Ask Rachel

Ask Rachel

Email Rachel at telegraph@durangotelegraph.com

Dear Rachel,

Can you explain why single-sided print jobs cost just as much as double-sided ones? They use twice as much ink per sheet, and corporations usually take every opportunity they get to gouge me further. I’d expect double-sided to run triple, just because of the extra machinery involved. Instead, I end up wasting more trees because I might need to write on the back of one of those pages, and I need a good cost-conscious reason to be a better person.

- Copy Cat

Dear Facsimile Feline,

The print shops get ink for absolutely free. The rest of us subsidize the ink by paying $85 for a cartridge that, inevitably, runs out during the first pressing print job we run at home (or the first print job, period), thus necessitating us to pay for a print job at the very same store that sells the cartridges.

- Yay capitalism, Rachel

 

Dear Rachel,

Just last night as I was driving to and from north City Market, I counted 10 cars driving with their headlights off in full-on darkness! I mean it was way after sunset and the night sky was black, a time when all rational, sentient drivers have their headlights on.

So what gives? Are they just oblivious to what’s going on around them? Do they think they are saving money or helping the environment by combating light pollution, or are they just being cool? Do they think the new sort of gray running lights are headlights? Do they not understand the danger they present to themselves and others? Don’t they know they are virtually invisible with-out their headlights (and I don’t mean parking lights). Do they know their taillights, save for the brake lights, are not on either?

Or is it something more sinister, a subversive plot of some kind (I know you know what I mean, am I right?). DURANGO DRIVERS WAKE UP!!! TURN ON YOUR HEADLIGHTS ONE HOUR BEFORE SUNSET AND KEEP THEM ON UNTIL ONE HOUR AFTER SUNRISE—IT’S THE LAW!!!

- In the Dark and Honked Off

Dear Runner in the Night,

No, you are not right; despite all the words in your letter, I have zero idea what you mean about a subversive headlights-off plot. Why would this be a thing? I can think of no reason whatsoever. What I can get on board with, however, is oncoming people driving without headlights if they have those unreasonably glaring LEDs that force me to drive up to a quarter mile with my eyes closed.

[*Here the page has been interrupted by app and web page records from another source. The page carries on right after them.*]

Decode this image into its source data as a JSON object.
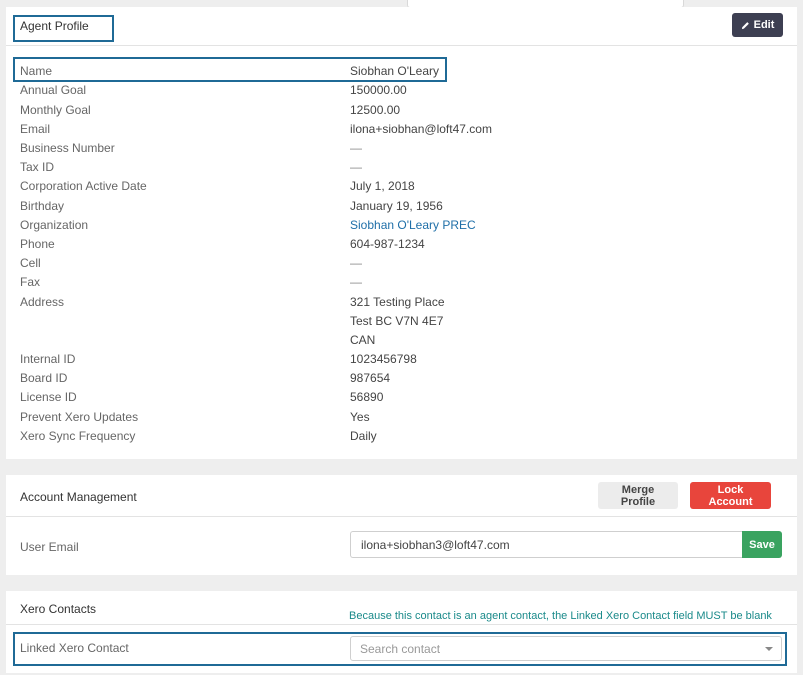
{
  "profile": {
    "title": "Agent Profile",
    "edit_label": "Edit",
    "fields": [
      {
        "label": "Name",
        "value": "Siobhan O'Leary"
      },
      {
        "label": "Annual Goal",
        "value": "150000.00"
      },
      {
        "label": "Monthly Goal",
        "value": "12500.00"
      },
      {
        "label": "Email",
        "value": "ilona+siobhan@loft47.com"
      },
      {
        "label": "Business Number",
        "value": "—"
      },
      {
        "label": "Tax ID",
        "value": "—"
      },
      {
        "label": "Corporation Active Date",
        "value": "July 1, 2018"
      },
      {
        "label": "Birthday",
        "value": "January 19, 1956"
      },
      {
        "label": "Organization",
        "value": "Siobhan O'Leary PREC"
      },
      {
        "label": "Phone",
        "value": "604-987-1234"
      },
      {
        "label": "Cell",
        "value": "—"
      },
      {
        "label": "Fax",
        "value": "—"
      },
      {
        "label": "Address",
        "lines": [
          "321 Testing Place",
          "Test BC V7N 4E7",
          "CAN"
        ]
      },
      {
        "label": "Internal ID",
        "value": "1023456798"
      },
      {
        "label": "Board ID",
        "value": "987654"
      },
      {
        "label": "License ID",
        "value": "56890"
      },
      {
        "label": "Prevent Xero Updates",
        "value": "Yes"
      },
      {
        "label": "Xero Sync Frequency",
        "value": "Daily"
      }
    ]
  },
  "account": {
    "title": "Account Management",
    "merge_label": "Merge Profile",
    "lock_label": "Lock Account",
    "user_email_label": "User Email",
    "user_email_value": "ilona+siobhan3@loft47.com",
    "save_label": "Save"
  },
  "xero": {
    "title": "Xero Contacts",
    "notice": "Because this contact is an agent contact, the Linked Xero Contact field MUST be blank",
    "linked_label": "Linked Xero Contact",
    "search_placeholder": "Search contact"
  },
  "colors": {
    "edit_button": "#3d3f52",
    "lock_button": "#e8453c",
    "save_button": "#3aa360",
    "link": "#1f6fa8",
    "annotation": "#1f6a96",
    "notice_text": "#1a8a8a"
  },
  "icons": {
    "edit": "pencil-icon",
    "dropdown": "chevron-down-icon"
  }
}
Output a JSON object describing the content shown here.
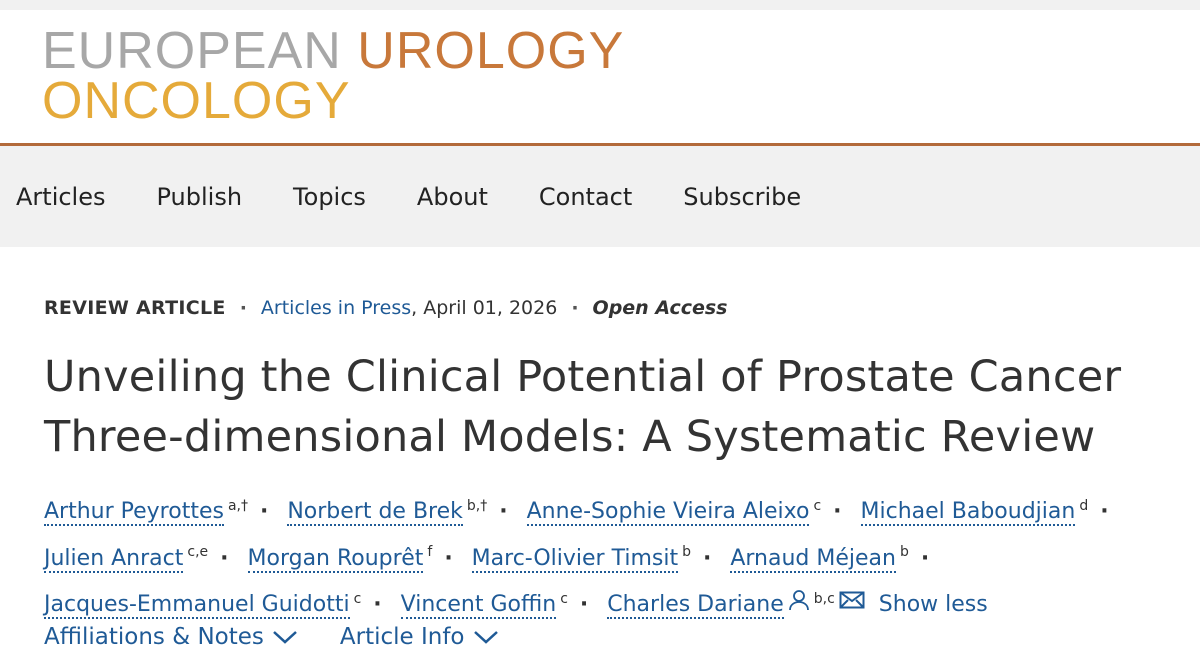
{
  "logo": {
    "word_european": "EUROPEAN",
    "word_urology": "UROLOGY",
    "word_oncology": "ONCOLOGY"
  },
  "nav": {
    "items": [
      "Articles",
      "Publish",
      "Topics",
      "About",
      "Contact",
      "Subscribe"
    ]
  },
  "meta": {
    "type": "REVIEW ARTICLE",
    "section": "Articles in Press",
    "date": ", April 01, 2026",
    "access": "Open Access"
  },
  "title": "Unveiling the Clinical Potential of Prostate Cancer Three-dimensional Models: A Systematic Review",
  "authors": [
    {
      "name": "Arthur Peyrottes",
      "sup": "a,†"
    },
    {
      "name": "Norbert de Brek",
      "sup": "b,†"
    },
    {
      "name": "Anne-Sophie Vieira Aleixo",
      "sup": "c"
    },
    {
      "name": "Michael Baboudjian",
      "sup": "d"
    },
    {
      "name": "Julien Anract",
      "sup": "c,e"
    },
    {
      "name": "Morgan Rouprêt",
      "sup": "f"
    },
    {
      "name": "Marc-Olivier Timsit",
      "sup": "b"
    },
    {
      "name": "Arnaud Méjean",
      "sup": "b"
    },
    {
      "name": "Jacques-Emmanuel Guidotti",
      "sup": "c"
    },
    {
      "name": "Vincent Goffin",
      "sup": "c"
    },
    {
      "name": "Charles Dariane",
      "sup": "b,c"
    }
  ],
  "show_less": "Show less",
  "bottom_links": {
    "affiliations": "Affiliations & Notes",
    "article_info": "Article Info"
  },
  "icons": {
    "corresponding": "person-icon",
    "email": "mail-icon",
    "expand": "chevron-down-icon"
  },
  "colors": {
    "link": "#1f5a96",
    "logo_gray": "#a7a7a7",
    "logo_orange": "#c8783a",
    "logo_gold": "#e5aa3a",
    "rule": "#b36a3a"
  }
}
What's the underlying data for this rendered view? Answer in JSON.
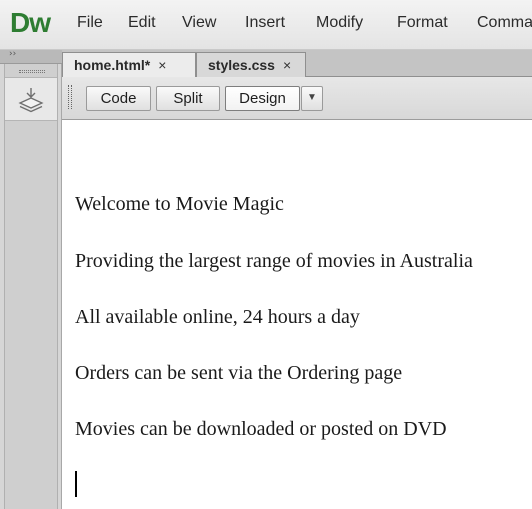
{
  "app": {
    "logo": "Dw",
    "menu": [
      "File",
      "Edit",
      "View",
      "Insert",
      "Modify",
      "Format",
      "Comma"
    ]
  },
  "colors": {
    "logo": "#2e7d32",
    "panel": "#d6d6d6",
    "toolbar": "#dedede"
  },
  "icons": {
    "panel_collapse": "double-chevron-right-icon",
    "insert_panel": "layers-icon",
    "tab_close": "close-icon",
    "view_dropdown": "triangle-down-icon"
  },
  "left_panel": {
    "collapse_glyph": "››"
  },
  "tabs": [
    {
      "label": "home.html*",
      "close": "×",
      "active": true
    },
    {
      "label": "styles.css",
      "close": "×",
      "active": false
    }
  ],
  "toolbar": {
    "code_label": "Code",
    "split_label": "Split",
    "design_label": "Design",
    "design_selected": true,
    "dropdown_glyph": "▼"
  },
  "document": {
    "paragraphs": [
      "Welcome to Movie Magic",
      "Providing the largest range of movies in Australia",
      "All available online, 24 hours a day",
      "Orders can be sent via the Ordering page",
      "Movies can be downloaded or posted on DVD"
    ]
  }
}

- Blinded by the light, Rachel

 

Dear Rachel,

Why does Mark Twain get credited with all the good quotes? I have the sense that any witty saying, any adept turn of phrase, that existed with or without ol’ Mr. Clemens, takes his name to earn more gravitas. It’s like how anything deep, motivational, and vaguely old-sounding gets credited to Abraham Lincoln. One man could not possibly have said everything that is attributed to Mark Twain. But how can we rectify this historical inaccuracy?

- Anonymous

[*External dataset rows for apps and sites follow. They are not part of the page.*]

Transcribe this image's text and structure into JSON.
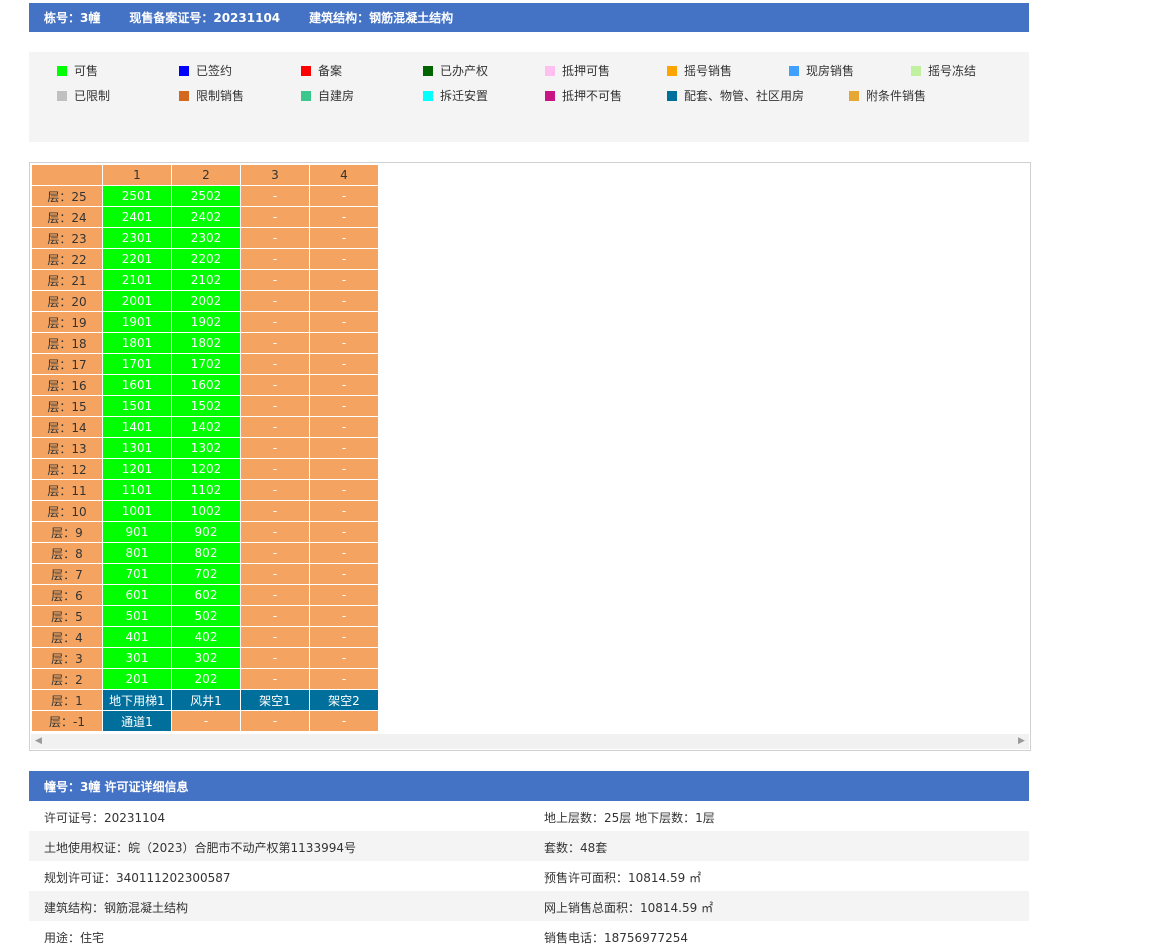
{
  "header": {
    "building": "栋号：3幢",
    "record": "现售备案证号：20231104",
    "structure": "建筑结构：钢筋混凝土结构"
  },
  "legend": [
    {
      "label": "可售",
      "color": "#00ff00"
    },
    {
      "label": "已签约",
      "color": "#0000ff"
    },
    {
      "label": "备案",
      "color": "#ff0000"
    },
    {
      "label": "已办产权",
      "color": "#006400"
    },
    {
      "label": "抵押可售",
      "color": "#ffc0f0"
    },
    {
      "label": "摇号销售",
      "color": "#ffa500"
    },
    {
      "label": "现房销售",
      "color": "#3fa0ff"
    },
    {
      "label": "摇号冻结",
      "color": "#c0f0a0"
    },
    {
      "label": "已限制",
      "color": "#c0c0c0"
    },
    {
      "label": "限制销售",
      "color": "#d2691e"
    },
    {
      "label": "自建房",
      "color": "#3cc88c"
    },
    {
      "label": "拆迁安置",
      "color": "#00ffff"
    },
    {
      "label": "抵押不可售",
      "color": "#c71585"
    },
    {
      "label": "配套、物管、社区用房",
      "color": "#006f9b"
    },
    {
      "label": "附条件销售",
      "color": "#e6a832"
    }
  ],
  "grid": {
    "columns": [
      "1",
      "2",
      "3",
      "4"
    ],
    "rows": [
      {
        "floor": "层：25",
        "units": [
          "2501",
          "2502",
          "-",
          "-"
        ]
      },
      {
        "floor": "层：24",
        "units": [
          "2401",
          "2402",
          "-",
          "-"
        ]
      },
      {
        "floor": "层：23",
        "units": [
          "2301",
          "2302",
          "-",
          "-"
        ]
      },
      {
        "floor": "层：22",
        "units": [
          "2201",
          "2202",
          "-",
          "-"
        ]
      },
      {
        "floor": "层：21",
        "units": [
          "2101",
          "2102",
          "-",
          "-"
        ]
      },
      {
        "floor": "层：20",
        "units": [
          "2001",
          "2002",
          "-",
          "-"
        ]
      },
      {
        "floor": "层：19",
        "units": [
          "1901",
          "1902",
          "-",
          "-"
        ]
      },
      {
        "floor": "层：18",
        "units": [
          "1801",
          "1802",
          "-",
          "-"
        ]
      },
      {
        "floor": "层：17",
        "units": [
          "1701",
          "1702",
          "-",
          "-"
        ]
      },
      {
        "floor": "层：16",
        "units": [
          "1601",
          "1602",
          "-",
          "-"
        ]
      },
      {
        "floor": "层：15",
        "units": [
          "1501",
          "1502",
          "-",
          "-"
        ]
      },
      {
        "floor": "层：14",
        "units": [
          "1401",
          "1402",
          "-",
          "-"
        ]
      },
      {
        "floor": "层：13",
        "units": [
          "1301",
          "1302",
          "-",
          "-"
        ]
      },
      {
        "floor": "层：12",
        "units": [
          "1201",
          "1202",
          "-",
          "-"
        ]
      },
      {
        "floor": "层：11",
        "units": [
          "1101",
          "1102",
          "-",
          "-"
        ]
      },
      {
        "floor": "层：10",
        "units": [
          "1001",
          "1002",
          "-",
          "-"
        ]
      },
      {
        "floor": "层：9",
        "units": [
          "901",
          "902",
          "-",
          "-"
        ]
      },
      {
        "floor": "层：8",
        "units": [
          "801",
          "802",
          "-",
          "-"
        ]
      },
      {
        "floor": "层：7",
        "units": [
          "701",
          "702",
          "-",
          "-"
        ]
      },
      {
        "floor": "层：6",
        "units": [
          "601",
          "602",
          "-",
          "-"
        ]
      },
      {
        "floor": "层：5",
        "units": [
          "501",
          "502",
          "-",
          "-"
        ]
      },
      {
        "floor": "层：4",
        "units": [
          "401",
          "402",
          "-",
          "-"
        ]
      },
      {
        "floor": "层：3",
        "units": [
          "301",
          "302",
          "-",
          "-"
        ]
      },
      {
        "floor": "层：2",
        "units": [
          "201",
          "202",
          "-",
          "-"
        ]
      },
      {
        "floor": "层：1",
        "units": [
          "地下用梯1",
          "风井1",
          "架空1",
          "架空2"
        ]
      },
      {
        "floor": "层：-1",
        "units": [
          "通道1",
          "-",
          "-",
          "-"
        ]
      }
    ]
  },
  "info": {
    "title": "幢号：3幢 许可证详细信息",
    "rows": [
      {
        "left": "许可证号：20231104",
        "right": "地上层数：25层  地下层数：1层"
      },
      {
        "left": "土地使用权证：皖（2023）合肥市不动产权第1133994号",
        "right": "套数：48套"
      },
      {
        "left": "规划许可证：340111202300587",
        "right": "预售许可面积：10814.59 ㎡"
      },
      {
        "left": "建筑结构：钢筋混凝土结构",
        "right": "网上销售总面积：10814.59 ㎡"
      },
      {
        "left": "用途：住宅",
        "right": "销售电话：18756977254"
      }
    ]
  }
}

Dear Unattributed,

My personal favorite Twainism, paraphrased, is that I didn’t have time to write a short letter, so I wrote a long one instead.

- Briefly, Rachel

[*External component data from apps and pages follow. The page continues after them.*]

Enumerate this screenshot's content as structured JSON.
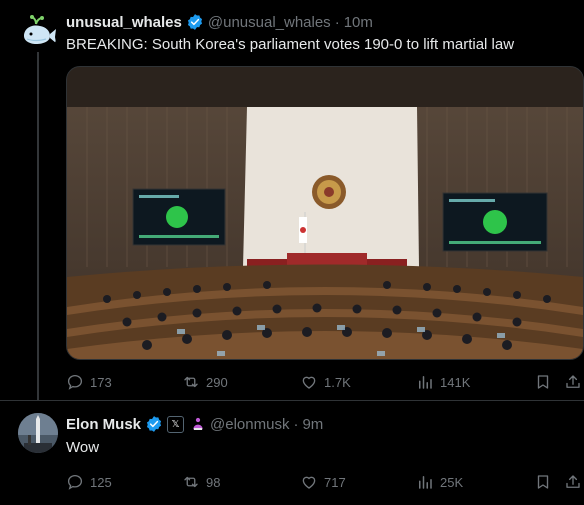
{
  "tweet": {
    "author_name": "unusual_whales",
    "handle": "@unusual_whales",
    "separator": "·",
    "time": "10m",
    "text": "BREAKING: South Korea's parliament votes 190-0 to lift martial law",
    "stats": {
      "replies": "173",
      "reposts": "290",
      "likes": "1.7K",
      "views": "141K"
    }
  },
  "reply": {
    "author_name": "Elon Musk",
    "x_badge": "𝕏",
    "handle": "@elonmusk",
    "separator": "·",
    "time": "9m",
    "text": "Wow",
    "stats": {
      "replies": "125",
      "reposts": "98",
      "likes": "717",
      "views": "25K"
    }
  },
  "colors": {
    "verified": "#1d9bf0",
    "muted": "#71767b",
    "text": "#e7e9ea",
    "affiliate": "#c05bd6"
  },
  "icons": [
    "whale-avatar",
    "verified-icon",
    "reply-icon",
    "repost-icon",
    "like-icon",
    "views-icon",
    "bookmark-icon",
    "share-icon",
    "affiliate-icon",
    "x-badge-icon"
  ]
}
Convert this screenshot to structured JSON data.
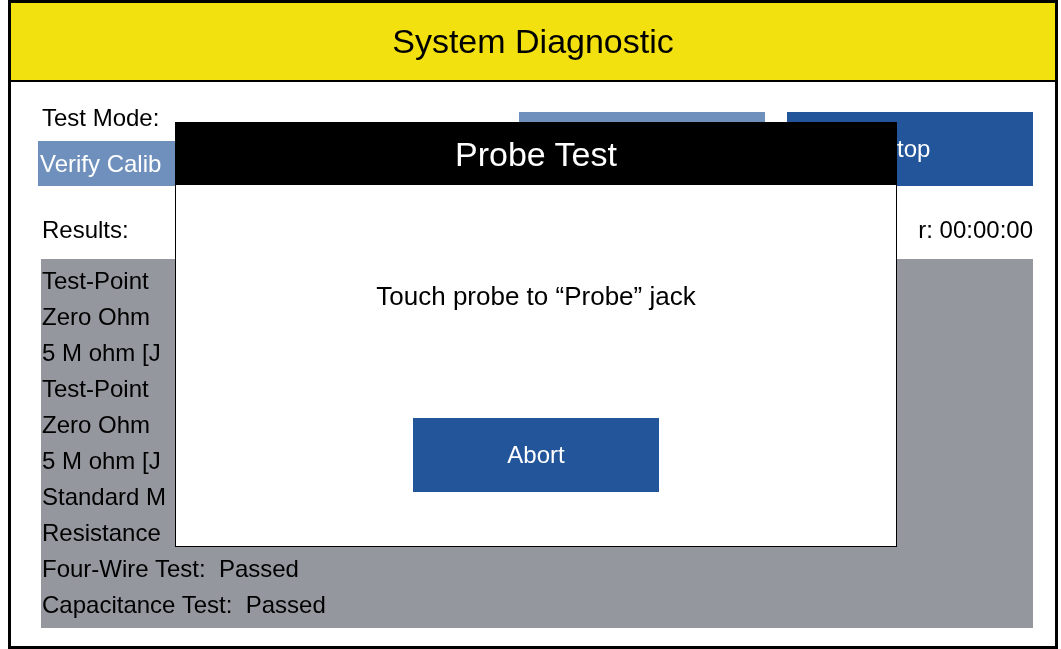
{
  "window": {
    "title": "System Diagnostic"
  },
  "test_mode": {
    "label": "Test Mode:",
    "value": "Verify Calib"
  },
  "top_buttons": [
    {
      "disabled": true
    },
    {
      "label": "top",
      "disabled": false
    }
  ],
  "results": {
    "label": "Results:",
    "timer": "r: 00:00:00",
    "lines": [
      "Test-Point",
      "Zero Ohm",
      "5 M ohm [J",
      "Test-Point",
      "Zero Ohm",
      "5 M ohm [J",
      "Standard M",
      "Resistance",
      "Four-Wire Test:  Passed",
      "Capacitance Test:  Passed"
    ]
  },
  "dialog": {
    "title": "Probe Test",
    "message": "Touch probe to “Probe” jack",
    "button": "Abort"
  }
}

Top Shelf

Acoustic blues, rockin' at Ernie's  & smokin' that bluegrass
Acoustic blues, rockin' at Ernie's & smokin' that bluegrass
By Chris Aaland
10/17/2019

October is a busy time around the Aaland household. Annual highlights, including apple pressing, pumpkin gathering, wood splitting, chile cooking and leaf raking, and seem to take up every possible moment of the weekend.

Crescent City classics, wounded warriors & coming of the Scots
Crescent City classics, wounded warriors & coming of the Scots
By Chris Aaland
10/10/2019

For my 51st birthday last spring, my buddy Dirk Lang gave me a copy of the behemoth The Encyclopedia of Cajun & Creole Cuisine.

Townies, Floydheads and gathering of the clans
Townies, Floydheads and gathering of the clans
By Chris Aaland
10/03/2019

Old friends are something we can all use more of. Musically speaking, this week is filled with many of them.

Silver beerware, Led tributes and a golden god
Silver beerware, Led tributes and a golden god
By Chris Aaland
09/26/2019

My wife, Shelly, just returned from five days in Nashville, where she attended a work conference.

Read All in Top Shelf

Day in the Life

Total Slackers
Total Slackers
10/17/2019

What started out as a method for rock climbers to hone their balance and concentration (and remain entertained on rest days), slacklining has evolved into a full-blown sport, if not art.

Wandering on the Juan
Wandering on the Juan
By Stephen Eginoire
10/10/2019

Originating high in the alpine landscape of Colorado’s southern San Juan Mountains, the San Juan River carves its way 383 miles from mountain to desert, meandering into three states on its way to Lake Powell.

True Colors
True Colors
10/03/2019

Much to the delight of those who love the colors of autumn, this season is one for the books.

Leave Only Footprints
Leave Only Footprints
By Stephen Eginoire
09/26/2019

Perhaps one of the more curious details left behind by the original inhabitants that once roamed the western Colorado and southern Utah landscape are the ancient hand and toe trails known as moki steps.

Read All in Day on the Life